Specifying Project Settings with Property Pages
A project's properties specify how a project is built and debugged. The options chosen in a project's Property Pages dialog box can be applied to multiple projects but apply only to the selected project configuration. For instance, you can specify settings for the Release configuration that do not apply to the Debug configuration. You can also specify that settings be applied to all current project configurations.
Property pages are dynamic, and the pages that display depend upon the type of files in the project. For example, if you do not have an IDL file in your project, then the IDL property page will not display in the Property Pages dialog box.
See Setting Visual C++ Project Properties for information on how to access a project's Property Pages dialog box.
Some properties give you a simple yes or no choice, while other properties let you choose from a list.
Default vs. Modified Properties
You will notice that some property values appear in bold. This means that the value was changed. The default for a property at the project level (when the project node is selected in Solution Explorer) is commonly the default value of that property for the tool. For example, by default, in a Win32 project, notice in the compiler's Code Generation property page that the property Enable String Pooling is initially set to No (does not appear in bold). This means that No agrees with the project's default. If you were to use CL.exe at the command line, /GF would not be in effect unless you specified it.
If you or the application wizard change a property, the value appears in bold. For example, on the same Code Generation property page, notice that /RTC1 is in effect for the Full Runtime Checks property. At the command line, /RTC1 is not in effect by default; in this case, the application wizard changed the project's default setting for the property.
A subset of the project defaults is exposed and available for you to modify; see the Project Defaults section in General Property Page (File).
When you view a project's Property Pages dialog box and when the project node is selected in Solution Explorer, for each property you will also have the option to select <inherit from project defaults>.
Click Apply to ensure that the Property Pages dialog box is refreshed with your latest choices when you reset a property to the project's default.
When you view a project's Property Pages dialog box and when a file is selected in Solution Explorer, a property value that appears in bold indicates that the value of the property at the file level has been changed. Accordingly, for each property you will also have the option to select <inherit from project>. If many files have properties that were modified, the time to build the project will increase.
The project defaults are system (platform) defaults, for the most part. Some project defaults derive from the style sheets that are applied when you update properties in the Project Defaults section of the general project configuration page (see General Property Page (Project)).
Entering User-Defined Values
Other properties require you to specify values for the property. Some of these properties take one or more values (multi-properties) and other properties take one value (single properties).
It is possible to type directly in the right column of the property page. Separate values with a semicolon. Use only alphabetic and numeric characters for these properties. No error checking is performed on these values.
You also can select <Edit...> from the drop-down list (for single properties) or the browse button (for a selected multi-property). This opens a dialog box where you can enter a value or values for the property. This dialog box's title will be the same as the name of the property you are editing. For multi-properties, enter one value per line, using a carriage return after each value.

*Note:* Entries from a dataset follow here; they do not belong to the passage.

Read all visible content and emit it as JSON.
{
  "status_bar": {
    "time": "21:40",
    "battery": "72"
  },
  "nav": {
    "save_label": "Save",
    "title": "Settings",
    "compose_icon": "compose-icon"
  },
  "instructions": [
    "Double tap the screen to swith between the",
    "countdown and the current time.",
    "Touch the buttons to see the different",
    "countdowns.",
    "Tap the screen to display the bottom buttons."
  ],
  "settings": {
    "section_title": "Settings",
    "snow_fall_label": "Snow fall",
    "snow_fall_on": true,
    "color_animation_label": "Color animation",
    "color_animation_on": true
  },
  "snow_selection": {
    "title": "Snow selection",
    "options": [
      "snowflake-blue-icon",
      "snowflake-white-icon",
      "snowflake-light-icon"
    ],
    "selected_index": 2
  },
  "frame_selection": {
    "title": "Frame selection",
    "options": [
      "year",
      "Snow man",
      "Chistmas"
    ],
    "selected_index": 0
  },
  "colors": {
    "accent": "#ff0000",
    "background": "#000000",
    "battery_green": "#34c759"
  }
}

Edit boxes for multi-properties will have a check box labeled inherit from project (for a file) or inherit from project defaults (at the project level). This check box is selected by default, meaning that the property can inherit values from the project, if a file is selected, or from the project defaults, if the project is selected in Solution Explorer.
Note that the displayed values for a multi-property in the property page dialog box only reflect the property settings at the current level. For example, if a file is selected in the Solution Explorer and you select the C/C++ Preprocessor Definitions property, the property page will not display any preprocessor definitions at the project level. However, if you open the edit box for the multi-property, you can see all inherited values for the property.
If you use the Visual C++ Project Model, be aware that this behavior is also in effect for the objects on files and projects. That is, when querying for the values on a property at the file level, you will not get the values for that same property at the project level; you'll need to explicitly get the values of the property at the project level. Be aware that some inherited values of a property may come from a style sheet, which is not accessible programmatically for this release.
The $(Inherit) and $(NoInherit) Macros
Note that two macros can be used for properties where you specify user-defined values:
Clearing the check box (for example, inherit from project defaults) is the same as specifying $(NoInherit); using the check box is easier. If you specify $(NoInherit), you may very well want to still specify your own values.
Regardless of the setting for the inherit from project (or inherit from project defaults) check box, if you use either of these macros in the edit box, the setting of the check box is ignored.
If you do use $(NoInherit) on a property, be aware if one of the project defaults affects the property. If it does, you can unintentionally override a project default that you specified.